Journalism News, JTM News

Ten Ways Journalism School is Teaching Social Media

Submitted by Steve Hanson on Sat, 06/20/2009 – 8:46am

From Mashable.Com

With news organizations beginning to create special positions to manage the use of social media tools, such as the recently appointedsocial editor at The New York Times, journalism schools are starting to recognize the need to integrate social media into their curricula. That doesn’t mean having a class on Facebook () or Twitter (), which many college students already know inside and out, but instead means that professors are delving into how these tools can be applied to enrich the craft of reporting and producing the news and ultimately telling the story in the best possible way.

And though many professors are still experimenting and learning how these tools can be used, below are the 10 ways journalism schools are currently teaching students to use social media. Please share in the comments others that you have found to be important and effective as well.

Journalism News, JTM News

PBS and Knight Foundation Looking for Input on News Needs

Submitted by Steve Hanson on Thu, 04/30/2009 – 7:03am

From the PBS Engage Site

We need your input

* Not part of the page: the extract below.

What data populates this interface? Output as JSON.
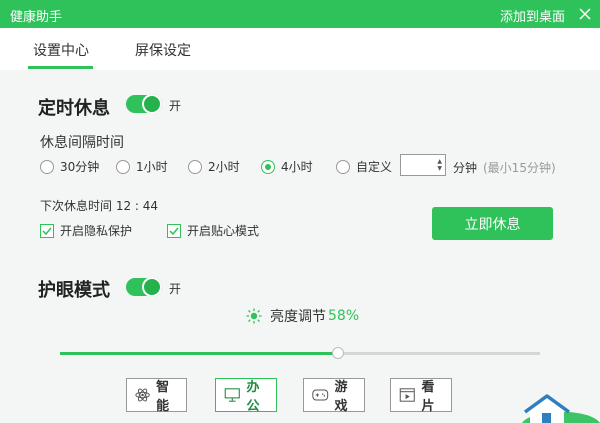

In today’s media environment – with so many newspapers cutting back on editorial staff, and online media becoming more ever-present each day – do you have the information you need to accomplish your personal goals and to be an effective citizen?

The Knight Commission on the Information Needs of Communities in a Democracy and PBS Engage have teamed up to explore the issues around each citizen’s information needs, and we would like to hear from you. See the Commission’s draft introduction to its report and please share your answers to our questions below.

Journalism News, JTM News

Journalism Needs a Bailout?

Submitted by Steve Hanson on Thu, 03/26/2009 – 6:59am

John Nicholls and Robert W. McChesney published a rather fascinating article in The Nation this week, suggesting that the answer to the newspaper death spiral is a government bailout – a combination of free postage, subsidies, and other means to economically support media and reporting in the US.  I’m not sure how I personally feel about this idea- it grates against all my instincts, yet it’s at least a proposal that I can believe would be more likely to have a positive effect than most.

On another note – from the local Wisconsin viewpoint, two of our state local papers are cutting Mondays out of their publication schedule. And so journalism continues to die by a thousand papercuts.